“Wait, hold on. You’re telling me that its the year 2013, and as we stand here under typical Irish weather, drenched from head to toe just trying to stay warm, that I am staring at a 25 foot peace wall that still, to this day, separates protestants and catholics here in Belfast?”
“Yes. That is exactly what you are seeing,” I heard our taxi driver blurt this out, in that thick, heavy Irish accent, however most of my attention was averted to the wall: an imposing structure of concrete and steel fencing, reaching 30 feet in some areas.
I mean, I heard rumblings and had a small notion of an idea that there was still civil unrest in Belfast, yet heading to Ireland for two weeks for my brothers wedding at the end of June, nothing could have painted us a clearer picture than the world famous Black Taxi tour.
I read a quote online taken from an anonymous Belfast resident, that I thought gave an eerily simple idea as to how uneasy the balance still was between these two, well, religions:

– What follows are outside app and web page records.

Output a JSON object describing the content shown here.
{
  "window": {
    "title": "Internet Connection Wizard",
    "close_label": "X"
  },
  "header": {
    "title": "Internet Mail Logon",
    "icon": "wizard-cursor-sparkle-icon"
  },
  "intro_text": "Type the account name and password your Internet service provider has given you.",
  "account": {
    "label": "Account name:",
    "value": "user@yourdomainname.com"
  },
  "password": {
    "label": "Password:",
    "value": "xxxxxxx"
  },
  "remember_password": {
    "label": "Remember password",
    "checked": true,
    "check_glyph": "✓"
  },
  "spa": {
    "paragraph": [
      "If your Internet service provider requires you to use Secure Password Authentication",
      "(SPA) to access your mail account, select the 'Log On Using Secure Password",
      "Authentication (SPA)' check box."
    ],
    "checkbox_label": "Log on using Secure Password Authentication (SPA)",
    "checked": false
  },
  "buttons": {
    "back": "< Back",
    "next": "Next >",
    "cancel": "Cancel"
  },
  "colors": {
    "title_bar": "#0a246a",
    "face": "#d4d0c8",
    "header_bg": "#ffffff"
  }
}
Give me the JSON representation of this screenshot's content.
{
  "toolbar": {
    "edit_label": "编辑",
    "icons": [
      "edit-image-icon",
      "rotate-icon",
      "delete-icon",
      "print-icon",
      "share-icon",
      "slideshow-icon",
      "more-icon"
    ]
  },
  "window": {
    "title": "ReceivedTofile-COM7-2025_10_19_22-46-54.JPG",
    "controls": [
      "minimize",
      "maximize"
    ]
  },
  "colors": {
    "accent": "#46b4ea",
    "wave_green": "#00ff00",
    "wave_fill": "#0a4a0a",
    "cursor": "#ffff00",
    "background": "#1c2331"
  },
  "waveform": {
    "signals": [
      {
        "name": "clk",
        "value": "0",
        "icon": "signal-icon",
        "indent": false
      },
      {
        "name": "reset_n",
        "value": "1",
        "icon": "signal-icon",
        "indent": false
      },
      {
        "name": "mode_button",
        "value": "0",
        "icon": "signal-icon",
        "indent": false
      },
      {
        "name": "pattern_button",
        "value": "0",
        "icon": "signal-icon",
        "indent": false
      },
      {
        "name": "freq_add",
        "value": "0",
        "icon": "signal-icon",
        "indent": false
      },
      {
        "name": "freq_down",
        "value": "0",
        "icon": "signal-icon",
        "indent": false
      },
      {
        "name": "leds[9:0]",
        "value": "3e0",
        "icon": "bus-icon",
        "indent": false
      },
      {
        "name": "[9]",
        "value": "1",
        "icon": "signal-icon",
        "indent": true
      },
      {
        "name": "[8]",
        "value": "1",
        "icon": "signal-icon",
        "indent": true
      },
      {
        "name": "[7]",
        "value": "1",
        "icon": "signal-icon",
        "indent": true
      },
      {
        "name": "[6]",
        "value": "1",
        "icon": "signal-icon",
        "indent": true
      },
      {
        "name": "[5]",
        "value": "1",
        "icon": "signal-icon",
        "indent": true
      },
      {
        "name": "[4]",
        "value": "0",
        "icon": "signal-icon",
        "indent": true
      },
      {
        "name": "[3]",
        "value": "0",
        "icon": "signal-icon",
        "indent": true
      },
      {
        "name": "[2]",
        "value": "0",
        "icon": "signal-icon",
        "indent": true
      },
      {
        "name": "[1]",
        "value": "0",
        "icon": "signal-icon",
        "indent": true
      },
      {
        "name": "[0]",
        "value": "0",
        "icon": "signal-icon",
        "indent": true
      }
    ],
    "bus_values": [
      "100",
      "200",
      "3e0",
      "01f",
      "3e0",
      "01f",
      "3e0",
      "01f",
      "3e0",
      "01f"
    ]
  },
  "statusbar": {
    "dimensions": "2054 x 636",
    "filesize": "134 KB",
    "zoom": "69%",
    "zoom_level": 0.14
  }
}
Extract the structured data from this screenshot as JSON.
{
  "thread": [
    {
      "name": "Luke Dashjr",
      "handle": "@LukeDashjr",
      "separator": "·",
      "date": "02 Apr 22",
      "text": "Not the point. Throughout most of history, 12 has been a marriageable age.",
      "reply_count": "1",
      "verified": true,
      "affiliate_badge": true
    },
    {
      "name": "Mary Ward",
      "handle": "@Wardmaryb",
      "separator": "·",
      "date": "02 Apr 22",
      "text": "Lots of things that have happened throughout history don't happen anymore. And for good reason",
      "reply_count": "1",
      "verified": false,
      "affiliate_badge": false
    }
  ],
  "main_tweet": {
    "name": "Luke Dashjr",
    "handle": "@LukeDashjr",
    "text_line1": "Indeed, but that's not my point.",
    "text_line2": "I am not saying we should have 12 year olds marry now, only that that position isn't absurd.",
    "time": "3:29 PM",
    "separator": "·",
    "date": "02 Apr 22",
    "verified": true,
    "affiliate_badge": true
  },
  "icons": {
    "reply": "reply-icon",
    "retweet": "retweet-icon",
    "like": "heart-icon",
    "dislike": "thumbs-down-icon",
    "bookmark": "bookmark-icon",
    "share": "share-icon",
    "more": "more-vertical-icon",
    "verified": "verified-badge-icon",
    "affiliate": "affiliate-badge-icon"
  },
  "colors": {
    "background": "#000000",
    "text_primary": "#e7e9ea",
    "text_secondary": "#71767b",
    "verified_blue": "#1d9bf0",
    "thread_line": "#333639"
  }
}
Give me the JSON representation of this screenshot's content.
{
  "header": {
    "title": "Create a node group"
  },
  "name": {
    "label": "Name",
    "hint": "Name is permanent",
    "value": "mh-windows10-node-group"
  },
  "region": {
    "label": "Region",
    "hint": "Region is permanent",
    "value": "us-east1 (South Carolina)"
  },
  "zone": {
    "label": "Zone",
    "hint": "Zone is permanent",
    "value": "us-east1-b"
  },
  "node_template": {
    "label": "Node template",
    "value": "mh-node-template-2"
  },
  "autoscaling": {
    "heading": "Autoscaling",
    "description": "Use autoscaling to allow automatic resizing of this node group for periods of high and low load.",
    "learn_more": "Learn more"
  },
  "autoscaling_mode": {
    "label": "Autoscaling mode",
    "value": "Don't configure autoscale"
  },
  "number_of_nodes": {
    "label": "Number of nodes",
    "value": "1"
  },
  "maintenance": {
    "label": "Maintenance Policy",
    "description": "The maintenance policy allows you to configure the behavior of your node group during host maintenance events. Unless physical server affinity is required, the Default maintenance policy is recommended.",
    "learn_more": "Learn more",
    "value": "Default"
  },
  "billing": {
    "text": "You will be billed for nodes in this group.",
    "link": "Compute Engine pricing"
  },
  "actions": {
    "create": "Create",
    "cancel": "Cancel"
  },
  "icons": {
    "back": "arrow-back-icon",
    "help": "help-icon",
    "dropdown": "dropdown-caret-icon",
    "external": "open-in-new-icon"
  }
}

“In most other countries they have all sorts of sports; soccer, cricket, whatever. In Belfast we have something called recreational rioting.”
The taxi ride took us throughout the city, stopping at a number of different sites, from massive murals painted on the protestant side, glorifying their ‘heroes’, to a church on the catholic side rich in history, to other murals painted throughout the city, as well as memorials dedicated to catholics who have lost their lives from this civil war over the years, from children as young as 2 or 3.
As miserable and uncomfortable as I was (I really didnt want to continue to get in and out of the taxi, I was completely soaked), to be able to stand there, in this year 2013, and have the privileged to stare and realize that this ‘history’ continues to have events and people added to it to this day. And, unfortunately, other than the hope that most of these walls will be taken down within the next 10 years, it looks as though only time will tell.
This was one of the more informative and eye-opening tours I was a part of. That peace wall is definitely, definitely something that I wont forget.
At the end, our driver pulled out a few markers while we stood motionless in front of the wall, giving us the option to sign. I decided to put down one of my favorite quotes from the movie Robin Hood. I though it related to the ongoing battle in Belfast: “Rise and rise again, until lambs become lions.”